## Given records

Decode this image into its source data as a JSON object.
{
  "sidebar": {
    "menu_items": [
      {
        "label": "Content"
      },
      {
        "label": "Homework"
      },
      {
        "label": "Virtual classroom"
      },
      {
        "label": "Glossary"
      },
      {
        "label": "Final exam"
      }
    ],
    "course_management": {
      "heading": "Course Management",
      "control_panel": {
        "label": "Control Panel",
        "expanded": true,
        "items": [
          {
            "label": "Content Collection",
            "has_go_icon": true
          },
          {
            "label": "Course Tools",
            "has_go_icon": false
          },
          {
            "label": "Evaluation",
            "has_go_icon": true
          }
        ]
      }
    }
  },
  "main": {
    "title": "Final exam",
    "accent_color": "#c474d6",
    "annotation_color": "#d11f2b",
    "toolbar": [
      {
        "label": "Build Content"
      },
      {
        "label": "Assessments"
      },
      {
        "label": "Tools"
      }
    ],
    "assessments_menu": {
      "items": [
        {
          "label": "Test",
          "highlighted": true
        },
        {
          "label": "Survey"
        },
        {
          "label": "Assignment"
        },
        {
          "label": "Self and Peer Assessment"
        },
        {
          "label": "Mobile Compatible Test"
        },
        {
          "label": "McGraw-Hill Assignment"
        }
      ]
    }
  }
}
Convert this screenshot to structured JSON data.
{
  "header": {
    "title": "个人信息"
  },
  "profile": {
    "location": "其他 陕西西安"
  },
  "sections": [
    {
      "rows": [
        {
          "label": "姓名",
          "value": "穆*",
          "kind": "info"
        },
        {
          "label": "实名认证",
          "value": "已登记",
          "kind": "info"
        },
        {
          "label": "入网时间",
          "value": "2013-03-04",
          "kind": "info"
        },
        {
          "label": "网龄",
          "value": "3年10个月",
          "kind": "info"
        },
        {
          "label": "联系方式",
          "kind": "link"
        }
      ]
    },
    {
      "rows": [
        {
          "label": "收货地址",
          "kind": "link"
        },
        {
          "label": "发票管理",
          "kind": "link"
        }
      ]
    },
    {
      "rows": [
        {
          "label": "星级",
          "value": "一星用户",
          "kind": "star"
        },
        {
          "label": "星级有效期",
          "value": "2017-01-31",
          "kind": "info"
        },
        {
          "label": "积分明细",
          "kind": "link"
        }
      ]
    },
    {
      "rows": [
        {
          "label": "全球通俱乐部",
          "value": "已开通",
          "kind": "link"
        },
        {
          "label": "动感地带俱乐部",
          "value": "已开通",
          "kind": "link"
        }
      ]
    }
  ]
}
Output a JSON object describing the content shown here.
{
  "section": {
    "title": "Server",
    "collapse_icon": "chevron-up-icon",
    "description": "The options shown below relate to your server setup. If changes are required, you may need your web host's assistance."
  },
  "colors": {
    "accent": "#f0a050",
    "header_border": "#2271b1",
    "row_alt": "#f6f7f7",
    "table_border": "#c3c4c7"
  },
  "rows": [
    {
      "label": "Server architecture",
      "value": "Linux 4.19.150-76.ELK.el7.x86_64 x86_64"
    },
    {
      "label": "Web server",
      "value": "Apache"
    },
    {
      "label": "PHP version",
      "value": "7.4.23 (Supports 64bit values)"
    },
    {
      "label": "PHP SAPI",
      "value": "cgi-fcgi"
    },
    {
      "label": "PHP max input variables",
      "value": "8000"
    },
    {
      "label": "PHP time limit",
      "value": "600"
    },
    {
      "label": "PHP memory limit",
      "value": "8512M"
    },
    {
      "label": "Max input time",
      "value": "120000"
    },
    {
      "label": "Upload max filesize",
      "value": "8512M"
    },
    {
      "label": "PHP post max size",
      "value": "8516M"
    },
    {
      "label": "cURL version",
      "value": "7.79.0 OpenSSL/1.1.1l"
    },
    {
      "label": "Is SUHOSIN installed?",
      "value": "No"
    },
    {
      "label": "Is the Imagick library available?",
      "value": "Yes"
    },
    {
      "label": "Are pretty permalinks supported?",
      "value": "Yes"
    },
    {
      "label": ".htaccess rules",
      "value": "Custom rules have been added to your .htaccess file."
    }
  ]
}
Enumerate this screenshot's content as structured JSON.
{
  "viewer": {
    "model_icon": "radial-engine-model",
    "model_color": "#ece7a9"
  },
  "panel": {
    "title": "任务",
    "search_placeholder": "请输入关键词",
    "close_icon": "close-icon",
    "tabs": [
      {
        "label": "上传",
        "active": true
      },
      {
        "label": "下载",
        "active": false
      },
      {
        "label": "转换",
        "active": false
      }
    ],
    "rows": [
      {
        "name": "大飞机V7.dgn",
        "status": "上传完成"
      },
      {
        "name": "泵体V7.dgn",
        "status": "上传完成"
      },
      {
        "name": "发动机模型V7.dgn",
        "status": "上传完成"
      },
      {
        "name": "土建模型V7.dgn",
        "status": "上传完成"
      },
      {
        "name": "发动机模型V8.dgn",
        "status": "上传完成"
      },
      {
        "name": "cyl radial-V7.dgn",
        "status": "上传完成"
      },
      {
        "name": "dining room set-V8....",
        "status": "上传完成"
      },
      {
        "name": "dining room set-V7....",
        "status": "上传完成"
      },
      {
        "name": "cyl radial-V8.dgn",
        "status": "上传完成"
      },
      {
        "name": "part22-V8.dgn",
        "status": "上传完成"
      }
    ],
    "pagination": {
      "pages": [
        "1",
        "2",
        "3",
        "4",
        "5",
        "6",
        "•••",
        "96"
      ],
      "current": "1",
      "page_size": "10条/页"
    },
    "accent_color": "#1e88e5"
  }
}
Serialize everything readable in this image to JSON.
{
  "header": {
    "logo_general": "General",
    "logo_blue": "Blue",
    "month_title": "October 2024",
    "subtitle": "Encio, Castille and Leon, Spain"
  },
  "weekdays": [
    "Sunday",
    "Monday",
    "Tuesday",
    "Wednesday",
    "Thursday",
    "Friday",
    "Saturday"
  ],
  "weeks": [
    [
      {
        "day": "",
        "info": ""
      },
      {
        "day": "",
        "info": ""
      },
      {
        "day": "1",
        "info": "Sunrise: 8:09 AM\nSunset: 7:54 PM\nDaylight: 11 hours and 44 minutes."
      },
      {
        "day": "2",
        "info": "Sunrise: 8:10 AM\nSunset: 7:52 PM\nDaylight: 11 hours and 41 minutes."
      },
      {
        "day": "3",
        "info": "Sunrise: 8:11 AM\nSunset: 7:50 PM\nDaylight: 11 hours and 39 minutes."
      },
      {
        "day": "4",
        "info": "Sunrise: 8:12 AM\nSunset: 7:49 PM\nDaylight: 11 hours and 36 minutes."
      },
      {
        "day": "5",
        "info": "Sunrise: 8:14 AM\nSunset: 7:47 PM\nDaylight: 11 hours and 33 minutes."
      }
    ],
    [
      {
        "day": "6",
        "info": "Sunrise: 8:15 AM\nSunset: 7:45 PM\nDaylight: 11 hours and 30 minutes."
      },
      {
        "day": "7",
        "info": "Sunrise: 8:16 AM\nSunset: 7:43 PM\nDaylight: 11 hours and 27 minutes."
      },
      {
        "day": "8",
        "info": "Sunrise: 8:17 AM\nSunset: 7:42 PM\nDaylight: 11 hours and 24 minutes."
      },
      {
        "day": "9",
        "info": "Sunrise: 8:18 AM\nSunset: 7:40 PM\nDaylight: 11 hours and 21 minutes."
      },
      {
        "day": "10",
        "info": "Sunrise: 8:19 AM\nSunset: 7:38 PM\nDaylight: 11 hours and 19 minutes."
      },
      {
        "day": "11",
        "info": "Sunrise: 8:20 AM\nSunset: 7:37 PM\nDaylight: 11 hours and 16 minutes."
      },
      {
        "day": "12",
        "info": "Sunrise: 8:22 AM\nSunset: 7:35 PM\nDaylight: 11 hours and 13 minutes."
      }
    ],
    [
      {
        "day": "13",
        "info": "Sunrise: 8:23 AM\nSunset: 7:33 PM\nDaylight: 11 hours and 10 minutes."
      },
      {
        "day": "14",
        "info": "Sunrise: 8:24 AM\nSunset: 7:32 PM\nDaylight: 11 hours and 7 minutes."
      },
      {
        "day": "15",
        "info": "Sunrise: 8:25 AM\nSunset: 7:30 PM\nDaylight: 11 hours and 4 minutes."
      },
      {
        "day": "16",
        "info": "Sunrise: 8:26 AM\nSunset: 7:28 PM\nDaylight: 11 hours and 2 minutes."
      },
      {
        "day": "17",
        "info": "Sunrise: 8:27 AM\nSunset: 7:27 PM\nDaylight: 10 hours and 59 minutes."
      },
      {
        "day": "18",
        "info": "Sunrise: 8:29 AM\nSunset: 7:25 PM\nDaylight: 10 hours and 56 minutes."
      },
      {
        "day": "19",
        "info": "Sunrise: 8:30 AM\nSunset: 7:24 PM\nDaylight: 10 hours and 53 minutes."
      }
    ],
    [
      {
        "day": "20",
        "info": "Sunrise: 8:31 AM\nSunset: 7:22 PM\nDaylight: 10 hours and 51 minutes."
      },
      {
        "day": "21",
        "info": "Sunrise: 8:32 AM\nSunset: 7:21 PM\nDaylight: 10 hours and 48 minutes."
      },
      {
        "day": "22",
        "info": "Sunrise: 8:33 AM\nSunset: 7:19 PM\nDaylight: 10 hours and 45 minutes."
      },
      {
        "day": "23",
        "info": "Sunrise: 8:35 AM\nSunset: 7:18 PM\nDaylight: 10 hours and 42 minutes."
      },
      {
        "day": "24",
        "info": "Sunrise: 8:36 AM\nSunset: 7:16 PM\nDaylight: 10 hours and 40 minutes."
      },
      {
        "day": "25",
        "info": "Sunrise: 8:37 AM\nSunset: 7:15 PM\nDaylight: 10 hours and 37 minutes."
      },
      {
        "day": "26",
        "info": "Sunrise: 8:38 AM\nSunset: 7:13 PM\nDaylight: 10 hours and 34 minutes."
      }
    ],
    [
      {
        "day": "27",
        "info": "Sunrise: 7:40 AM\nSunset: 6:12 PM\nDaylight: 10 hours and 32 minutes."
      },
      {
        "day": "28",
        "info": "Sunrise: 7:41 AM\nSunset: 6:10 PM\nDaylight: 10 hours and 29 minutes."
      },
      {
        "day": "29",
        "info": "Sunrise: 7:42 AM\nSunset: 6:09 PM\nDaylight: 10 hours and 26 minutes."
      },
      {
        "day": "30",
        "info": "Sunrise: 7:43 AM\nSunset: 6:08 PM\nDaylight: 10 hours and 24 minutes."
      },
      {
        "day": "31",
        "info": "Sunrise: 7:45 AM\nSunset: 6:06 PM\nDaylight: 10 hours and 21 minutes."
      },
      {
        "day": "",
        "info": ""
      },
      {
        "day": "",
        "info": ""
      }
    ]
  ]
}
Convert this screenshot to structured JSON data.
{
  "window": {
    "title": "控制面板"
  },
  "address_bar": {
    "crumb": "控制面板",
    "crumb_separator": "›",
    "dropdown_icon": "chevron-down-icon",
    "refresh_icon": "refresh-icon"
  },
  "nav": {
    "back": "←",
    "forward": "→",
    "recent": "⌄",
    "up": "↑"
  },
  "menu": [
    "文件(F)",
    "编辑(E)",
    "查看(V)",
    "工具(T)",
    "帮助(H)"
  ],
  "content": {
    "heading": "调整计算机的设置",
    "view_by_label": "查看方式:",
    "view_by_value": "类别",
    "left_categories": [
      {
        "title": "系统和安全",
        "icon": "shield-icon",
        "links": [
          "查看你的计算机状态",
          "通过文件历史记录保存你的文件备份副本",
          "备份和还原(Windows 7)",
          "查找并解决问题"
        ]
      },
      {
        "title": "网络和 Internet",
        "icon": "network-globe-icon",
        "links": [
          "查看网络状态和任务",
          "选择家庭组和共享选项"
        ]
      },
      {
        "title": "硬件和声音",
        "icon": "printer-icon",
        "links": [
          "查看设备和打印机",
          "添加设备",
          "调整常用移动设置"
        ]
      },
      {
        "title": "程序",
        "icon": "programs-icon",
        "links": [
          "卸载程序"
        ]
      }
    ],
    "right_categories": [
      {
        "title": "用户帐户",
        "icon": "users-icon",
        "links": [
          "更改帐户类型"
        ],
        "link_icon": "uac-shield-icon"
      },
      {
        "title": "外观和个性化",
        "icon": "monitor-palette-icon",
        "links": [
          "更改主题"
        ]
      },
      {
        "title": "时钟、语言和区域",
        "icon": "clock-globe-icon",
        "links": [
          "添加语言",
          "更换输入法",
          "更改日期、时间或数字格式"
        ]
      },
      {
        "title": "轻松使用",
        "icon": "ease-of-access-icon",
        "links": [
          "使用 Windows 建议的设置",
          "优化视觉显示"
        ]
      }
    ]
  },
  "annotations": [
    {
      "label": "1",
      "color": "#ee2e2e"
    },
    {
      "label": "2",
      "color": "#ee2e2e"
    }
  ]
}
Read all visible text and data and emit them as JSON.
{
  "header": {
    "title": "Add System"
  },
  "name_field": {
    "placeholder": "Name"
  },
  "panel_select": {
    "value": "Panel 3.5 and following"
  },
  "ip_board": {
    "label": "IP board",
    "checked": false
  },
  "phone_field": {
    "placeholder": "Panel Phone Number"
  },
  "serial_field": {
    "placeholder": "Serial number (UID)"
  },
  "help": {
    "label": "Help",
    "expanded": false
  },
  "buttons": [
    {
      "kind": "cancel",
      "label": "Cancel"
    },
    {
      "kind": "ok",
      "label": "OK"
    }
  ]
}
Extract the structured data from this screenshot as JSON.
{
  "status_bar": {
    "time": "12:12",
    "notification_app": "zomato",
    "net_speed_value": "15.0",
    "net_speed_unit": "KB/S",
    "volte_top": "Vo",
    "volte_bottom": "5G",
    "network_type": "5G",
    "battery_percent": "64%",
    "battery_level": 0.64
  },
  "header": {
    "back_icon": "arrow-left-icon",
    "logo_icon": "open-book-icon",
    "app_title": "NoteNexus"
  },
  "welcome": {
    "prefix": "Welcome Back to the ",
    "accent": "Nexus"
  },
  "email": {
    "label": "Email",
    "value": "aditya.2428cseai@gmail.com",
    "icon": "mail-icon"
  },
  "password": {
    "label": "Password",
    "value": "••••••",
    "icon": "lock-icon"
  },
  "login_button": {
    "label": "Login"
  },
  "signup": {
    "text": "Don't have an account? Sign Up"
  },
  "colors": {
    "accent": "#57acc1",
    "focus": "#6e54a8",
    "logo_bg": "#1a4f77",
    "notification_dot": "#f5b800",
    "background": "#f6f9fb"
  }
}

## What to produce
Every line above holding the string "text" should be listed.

## Result of this exercise
Read all visible text and data and emit them as JSON.
    "text": "Don't have an account? Sign Up"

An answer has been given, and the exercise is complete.